Notable tributaries of the Pripyat are the Horyn, Stokhod, Styr, Ptsich, and Yaselda rivers. The largest towns in the Pripyat basin are Pinsk, Stolin, Davyd-Haradok. Huge marshes were reclaimed from the 1960s to the 1980s for farmland. The reclamation is believed to have harmed the environment along the course of the Pripyat.
This region suffered severely from the Chernobyl disaster. Huge areas were polluted by radioactive elements. The most polluted part includes the Chernobyl Exclusion Zone and the adjacent Polesie State Radioecological Reserve. Some other areas in the region are considered unsuitable for living as well.
The Polish part of the region includes the Polesie National Park (Poleski Park Narodowy), established 1990, which covers an area of 97.6 square kilometres (37.7 sq mi). This and a wider area adjoining it (up to the Ukrainian border) make up the UNESCO-designated West Polesie Biosphere Reserve, which borders a similar reserve (the Shatskiy Biosphere Reserve) on the Ukrainian side. There is also a protected area called Pribuzhskoye-Polesie in the Belarusian part of the region.
- Museum of Ukrainian home icons
- Radomysl Castle
- Polesian Lowland
- UNESCO World Heritage Centre
- Western Polesie
- Пазинич В. Походження Поліських озер та параболічних дюн
- Пазинич В.Г. Происхождение Полесских озер и параболических дюн
- Zeitschrift für Ostmitteleuropaforschung, Heft 3/2019: Polesia: Modernity in the Marshlands. Interventions and Transformations at the European Periphery from the Nineteenth to the Twenty-first Century Online: Bd. 68 Nr. 3 (2019): Polesia: Modernity in the Marshlands. Interventions and Transformations at the European Periphery from the Nineteenth to the Twenty-first Century | Zeitschrift für Ostmitteleuropa-Forschung
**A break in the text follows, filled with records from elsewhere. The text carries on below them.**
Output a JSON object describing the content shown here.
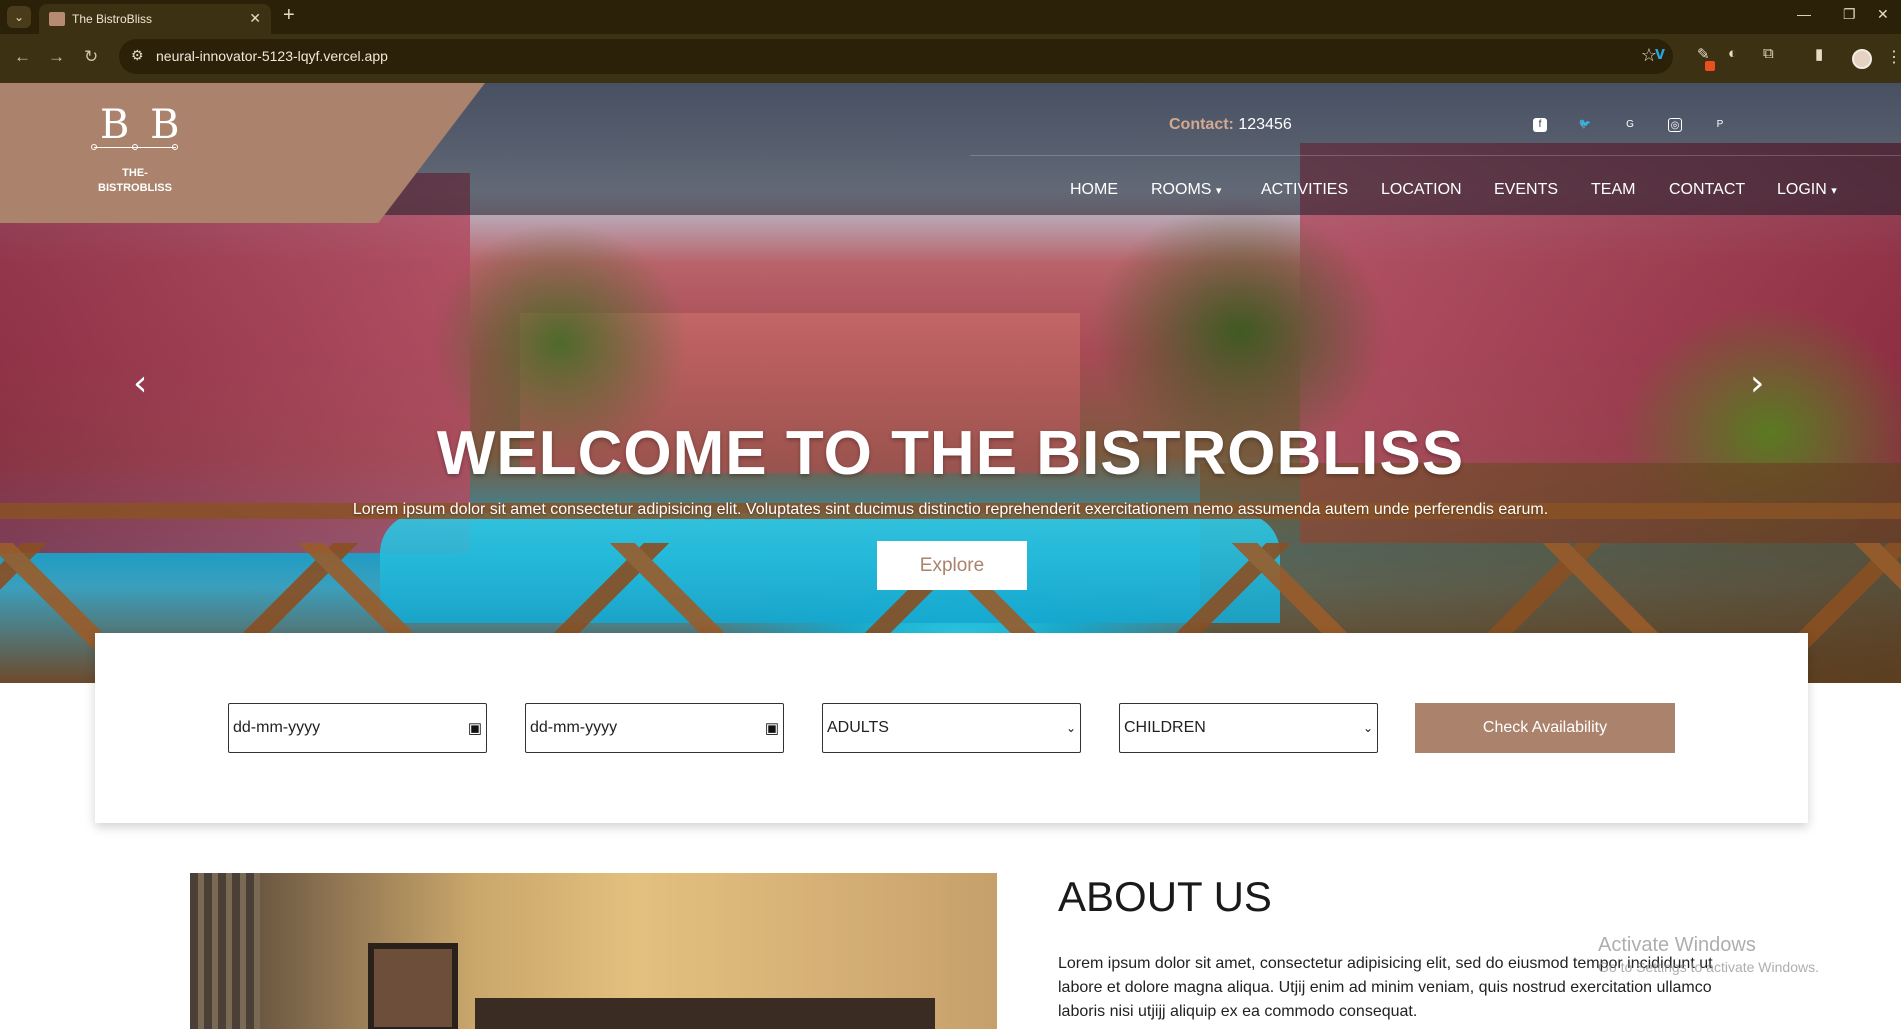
{
  "browser": {
    "tab_title": "The BistroBliss",
    "url": "neural-innovator-5123-lqyf.vercel.app",
    "new_tab": "+",
    "close": "✕"
  },
  "logo": {
    "mark": "B B",
    "name_line1": "THE-",
    "name_line2": "BISTROBLISS"
  },
  "contact": {
    "label": "Contact:",
    "value": "123456"
  },
  "socials": [
    "facebook-icon",
    "twitter-icon",
    "google-plus-icon",
    "instagram-icon",
    "pinterest-icon"
  ],
  "nav": {
    "home": "HOME",
    "rooms": "ROOMS",
    "activities": "ACTIVITIES",
    "location": "LOCATION",
    "events": "EVENTS",
    "team": "TEAM",
    "contact": "CONTACT",
    "login": "LOGIN"
  },
  "hero": {
    "title": "WELCOME TO THE BISTROBLISS",
    "subtitle": "Lorem ipsum dolor sit amet consectetur adipisicing elit. Voluptates sint ducimus distinctio reprehenderit exercitationem nemo assumenda autem unde perferendis earum.",
    "cta": "Explore"
  },
  "booking": {
    "checkin_placeholder": "dd-mm-yyyy",
    "checkout_placeholder": "dd-mm-yyyy",
    "adults": "ADULTS",
    "children": "CHILDREN",
    "button": "Check Availability"
  },
  "about": {
    "title": "ABOUT US",
    "text": "Lorem ipsum dolor sit amet, consectetur adipisicing elit, sed do eiusmod tempor incididunt ut labore et dolore magna aliqua. Utjij enim ad minim veniam, quis nostrud exercitation ullamco laboris nisi utjijj aliquip ex ea commodo consequat."
  },
  "watermark": {
    "line1": "Activate Windows",
    "line2": "Go to Settings to activate Windows."
  },
  "colors": {
    "accent": "#ab826b",
    "chrome_dark": "#2b2108",
    "chrome_toolbar": "#3d3114"
  }
}
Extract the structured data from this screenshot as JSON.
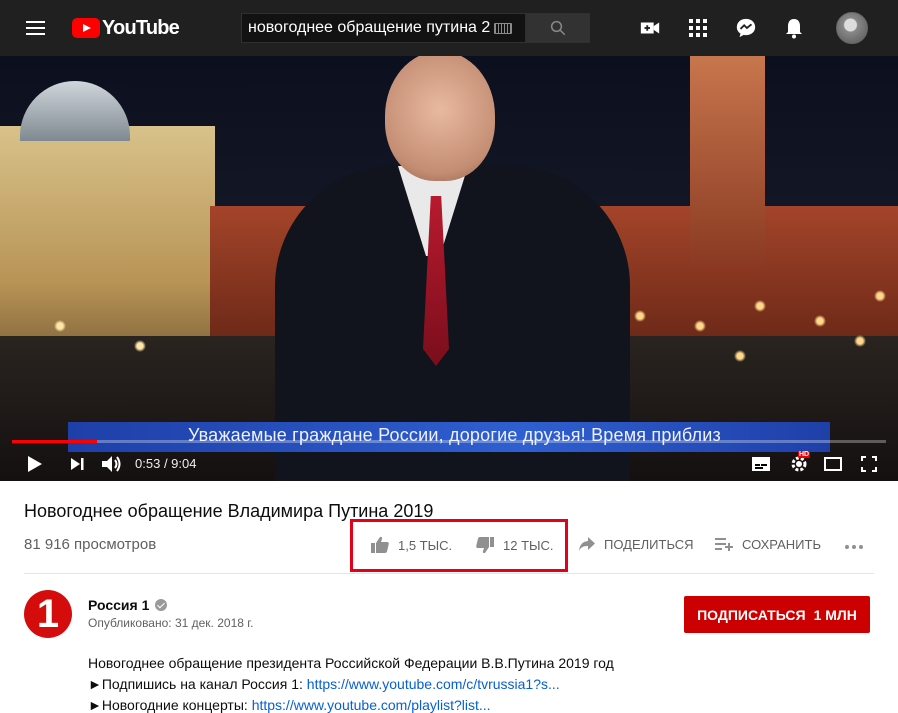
{
  "header": {
    "logo_text": "YouTube",
    "search_value": "новогоднее обращение путина 2",
    "colors": {
      "bg": "#202020",
      "brand": "#ff0000"
    },
    "icons": [
      "menu-icon",
      "keyboard-icon",
      "search-icon",
      "create-video-icon",
      "apps-icon",
      "messages-icon",
      "notifications-icon"
    ]
  },
  "player": {
    "caption": "Уважаемые граждане России, дорогие друзья! Время приблиз",
    "time_current": "0:53",
    "time_total": "9:04",
    "progress_fraction": 0.097,
    "hd_badge": "HD"
  },
  "video": {
    "title": "Новогоднее обращение Владимира Путина 2019",
    "views": "81 916 просмотров",
    "likes": "1,5 ТЫС.",
    "dislikes": "12 ТЫС.",
    "share_label": "ПОДЕЛИТЬСЯ",
    "save_label": "СОХРАНИТЬ"
  },
  "channel": {
    "name": "Россия 1",
    "logo_text": "1",
    "published": "Опубликовано: 31 дек. 2018 г.",
    "subscribe_label": "ПОДПИСАТЬСЯ",
    "subscribers": "1 МЛН",
    "accent": "#cc0000"
  },
  "description": {
    "line1": "Новогоднее обращение президента Российской Федерации В.В.Путина 2019 год",
    "line2_prefix": "►Подпишись на канал Россия 1: ",
    "line2_link": "https://www.youtube.com/c/tvrussia1?s...",
    "line3_prefix": "►Новогодние концерты: ",
    "line3_link": "https://www.youtube.com/playlist?list..."
  }
}
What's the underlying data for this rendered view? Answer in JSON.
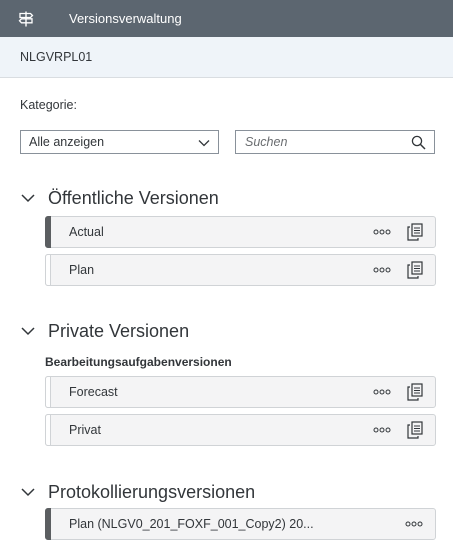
{
  "header": {
    "title": "Versionsverwaltung",
    "icon": "signpost-icon"
  },
  "subheader": {
    "model": "NLGVRPL01"
  },
  "filter": {
    "category_label": "Kategorie:",
    "category_value": "Alle anzeigen",
    "search_placeholder": "Suchen"
  },
  "sections": [
    {
      "title": "Öffentliche Versionen",
      "items": [
        {
          "name": "Actual",
          "active": true
        },
        {
          "name": "Plan",
          "active": false
        }
      ]
    },
    {
      "title": "Private Versionen",
      "subgroup": "Bearbeitungsaufgabenversionen",
      "items": [
        {
          "name": "Forecast",
          "active": false
        },
        {
          "name": "Privat",
          "active": false
        }
      ]
    },
    {
      "title": "Protokollierungsversionen",
      "items": [
        {
          "name": "Plan (NLGV0_201_FOXF_001_Copy2) 20...",
          "active": true
        }
      ]
    }
  ],
  "colors": {
    "titlebar": "#5c6670",
    "subheader": "#eff4f9",
    "item_bg": "#f4f4f5",
    "active_marker": "#5b5e61",
    "icon": "#0a6ed1"
  }
}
- "Polesie". University at Buffalo, New York. Polish Academic Information Center. Archived from the original on 7 September 2016. Retrieved 2 May 2014.
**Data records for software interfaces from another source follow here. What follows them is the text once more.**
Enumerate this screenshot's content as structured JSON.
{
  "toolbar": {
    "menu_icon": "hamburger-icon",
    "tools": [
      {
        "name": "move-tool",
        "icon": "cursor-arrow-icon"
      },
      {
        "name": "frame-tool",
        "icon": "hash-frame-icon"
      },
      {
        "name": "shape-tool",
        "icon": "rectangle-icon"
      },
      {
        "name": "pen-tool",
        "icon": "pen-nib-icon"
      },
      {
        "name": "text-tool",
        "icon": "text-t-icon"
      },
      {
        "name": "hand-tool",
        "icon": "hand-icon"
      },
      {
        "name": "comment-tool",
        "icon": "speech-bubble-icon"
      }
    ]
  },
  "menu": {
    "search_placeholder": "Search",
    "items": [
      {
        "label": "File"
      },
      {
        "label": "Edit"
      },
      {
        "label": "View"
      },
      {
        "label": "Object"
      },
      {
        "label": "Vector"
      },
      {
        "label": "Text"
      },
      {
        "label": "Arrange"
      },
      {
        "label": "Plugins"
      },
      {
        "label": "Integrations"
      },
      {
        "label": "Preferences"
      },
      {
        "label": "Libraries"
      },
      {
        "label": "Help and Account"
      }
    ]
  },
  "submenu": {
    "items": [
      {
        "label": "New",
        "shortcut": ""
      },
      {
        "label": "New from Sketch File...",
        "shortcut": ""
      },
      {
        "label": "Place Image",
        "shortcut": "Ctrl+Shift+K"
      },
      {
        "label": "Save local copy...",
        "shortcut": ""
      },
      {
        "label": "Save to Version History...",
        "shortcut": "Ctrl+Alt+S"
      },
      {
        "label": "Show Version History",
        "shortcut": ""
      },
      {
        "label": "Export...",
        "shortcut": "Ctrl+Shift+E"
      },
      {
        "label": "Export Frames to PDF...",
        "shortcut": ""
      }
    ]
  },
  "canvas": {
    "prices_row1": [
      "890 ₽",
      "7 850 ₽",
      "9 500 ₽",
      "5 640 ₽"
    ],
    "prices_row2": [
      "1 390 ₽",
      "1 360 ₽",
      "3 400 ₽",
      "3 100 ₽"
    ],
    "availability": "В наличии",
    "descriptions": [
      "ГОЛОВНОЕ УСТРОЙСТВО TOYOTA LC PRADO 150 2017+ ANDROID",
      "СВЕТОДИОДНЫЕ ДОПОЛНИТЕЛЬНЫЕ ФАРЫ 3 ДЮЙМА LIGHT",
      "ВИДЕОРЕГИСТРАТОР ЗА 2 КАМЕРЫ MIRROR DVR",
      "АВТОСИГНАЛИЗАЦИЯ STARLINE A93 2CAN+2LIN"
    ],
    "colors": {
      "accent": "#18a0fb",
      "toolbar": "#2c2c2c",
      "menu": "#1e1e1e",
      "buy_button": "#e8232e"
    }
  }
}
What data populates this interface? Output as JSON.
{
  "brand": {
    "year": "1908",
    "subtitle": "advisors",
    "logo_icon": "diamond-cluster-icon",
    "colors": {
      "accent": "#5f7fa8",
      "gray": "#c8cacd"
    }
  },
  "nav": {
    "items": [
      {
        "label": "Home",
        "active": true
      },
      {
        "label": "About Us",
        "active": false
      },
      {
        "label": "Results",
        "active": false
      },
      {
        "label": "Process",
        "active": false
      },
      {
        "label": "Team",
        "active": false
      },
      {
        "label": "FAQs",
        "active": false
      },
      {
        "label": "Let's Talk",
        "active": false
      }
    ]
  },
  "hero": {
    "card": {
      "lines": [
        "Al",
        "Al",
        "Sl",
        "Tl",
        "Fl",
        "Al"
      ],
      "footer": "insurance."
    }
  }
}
- Alicja Breymeyer. "Presentation of West Polesie Transboundary Biosphere Reserve (Belarus/Poland/Ukraine)". Nomination Form prepared in Warsaw, Kiev and Minsk by National UNESCO-MAB Committees, and introduced to UNESCO in a May 2007 Nomination. West Polesie.org. Archived from the original on 2 May 2016. Retrieved 2 May 2014.
- Compare Mould, R. F. (2000). Chernobyl Record: The Definitive History of the Chernobyl Catastrophe. Bristol, UK: Institute of Physics Publishing. ISBN 0-7503-0670-X.
- Weinryb, Bernard Dov (24 July 1973). "The Jews of Poland: A Social and Economic History of the Jewish Community in Poland from 1100 to 1800". Jewish Publication Society – via Google Books.
- David Asheri, Alan B. Lloyd, Aldo Corcella, A commentary on Herodotus Books I-IV , edited by Oswyn Murray, Alfonso Moreno, Oxford University Press, Oxford 2007, p. 589
- "Apostolic Exarchate of Volhynia, Polesia and Pidliashia (Ukrainian Rite)". GCatholic.
- "Zoning of radioactively contaminated territory of Ukraine according to actual regulations". ICRIN. 2004. Retrieved 25 April 2012.
- "Worship wooden architecture (17th -18th centuries) in Polesye - UNESCO World Heritage Centre". Whc.unesco.org. 30 January 2004. Retrieved 13 January 2013.
|Wikimedia Commons has media related to Polesia.|
- The Official Site of the Radomysl Castle
- Polisia at the Encyclopedia of Ukraine
- Origin of Polesie lakes and parabolic dunes